I don’t have to tell you that the current nationwide recession is hurting millions of people across the country. With almost 10% of Americans unemployed and looking for work, states starting their fiscal years with huge deficits, and the federal government dealing with years of being overstretched financially, so many suffering families need help making ends meet. That includes families involved in the too often unfair, out of control child support system.
But, at least for some, there is hope. Yesterday, I spotted this article from the San Antonio Express-News. Apparently, Bexar County in that state is known for locking up more “deadbeat dads” than any other county in Texas. According to the article, it also “has one of the most effective job programs in the state for low- or no-income parents who want to work.”
The article from Craig Kapitan tells the story of Howard Wilson, an unemployed cook who was due to begin paying child support for his newborn daughter. Like many others during this recession, he had been having a tough time finding a job since the Denny’s where he worked closed a few months earlier. Lucky for him, though, Wilson was able to enter and take part in Bexar County’s NCP Choices program. That program, a collaboration between the Texas attorney general’s office and the Texas Workforce Commission, was implemented in 2005 for parents on public assistance who have fallen behind on their child support commitments. Last February, it was expanded to include parents new to the child support system who are at risk of not making those payments. Thanks to this program and that expansion to include people like Wilson, he found a job and was back making child support payments in as little as two weeks.
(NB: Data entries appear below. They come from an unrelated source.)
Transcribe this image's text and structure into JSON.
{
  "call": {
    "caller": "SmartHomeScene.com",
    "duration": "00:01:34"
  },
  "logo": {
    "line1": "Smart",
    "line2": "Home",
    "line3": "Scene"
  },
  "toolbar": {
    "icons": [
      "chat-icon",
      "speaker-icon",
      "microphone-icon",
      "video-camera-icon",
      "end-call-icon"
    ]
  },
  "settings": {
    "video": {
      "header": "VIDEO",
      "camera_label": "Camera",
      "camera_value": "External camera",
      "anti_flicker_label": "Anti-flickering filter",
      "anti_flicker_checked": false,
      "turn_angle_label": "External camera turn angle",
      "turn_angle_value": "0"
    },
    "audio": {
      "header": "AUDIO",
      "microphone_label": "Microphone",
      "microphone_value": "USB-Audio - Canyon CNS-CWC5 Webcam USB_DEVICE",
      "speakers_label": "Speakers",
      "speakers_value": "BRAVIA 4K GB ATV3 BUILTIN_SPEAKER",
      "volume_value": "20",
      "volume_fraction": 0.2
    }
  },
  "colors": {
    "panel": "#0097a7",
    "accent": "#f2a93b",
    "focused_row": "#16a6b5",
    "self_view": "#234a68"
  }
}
This program has been effective not just because it helps people like Howard Wilson (with roughly 200 participants enrolled), but also because it is cost-effective for the state. While other states are wasting valuable time and resources rounding up and imprisoning unemployed “deadbeat dads” who want to work and only recovering cents on the dollar in return, the 17 NCP Choices programs in Texas have collected an estimated $3 in child support for every $1 spent. Enrollees in these programs get what they need to find new jobs, and in return, they must do 30 hours per week of job searching while staying in touch with a career counselor.
I was excited to see that in this economy, a government entity is teaming with a nonprofit to do something to actually create and preserve jobs, as the article reports that the Cadena Reeves Justice Center, where participants receive their services, offers subsidized employment to help employers keep their newly placed employees. Also notable in the article are the quote from Betty Lopez, who helps run the Bexar County program, and the statement from child support court Judge James Rausch. While Betty points out that these programs, “offer judges an out, instead of putting them (parents) in jail,” Judge Rausch appears to look at these NCP Choices programs as a tool to make noncustodial parents get jobs with his statement, “A lot of these guys will say, ‘I can’t find a job.’ This allows us to respond, ‘Well here is a job.” It appears that no matter which side of the court reform argument one is on, the NCP Choices program looks like a good one.
I do realize that not every American is Howard Wilson. Not everyone has as positive a relationship with his child’s mother (the article points out that he is now engaged to the mother of his child), not every job market is as friendly to job seekers as the one that Wilson found, and not everyone fits what are surely narrow guidelines for inclusion in programs like these–in short, there are millions of ‘unemployed child support obligor’ stories ends as prettily as this one. I am not so naive as to think that a program like NCP Choices solves all of the problems involved in child support arrearages caused by periods of un- or underemployment. It is important to note, however, that, at least some governmental and nongovernmental organizations are enlightened enough to look beyond the ‘deadbeat dad’ label to see what can be done to help prevent the family tragedies that too often result from thoughtlessly enforced child support orders. If only there were more!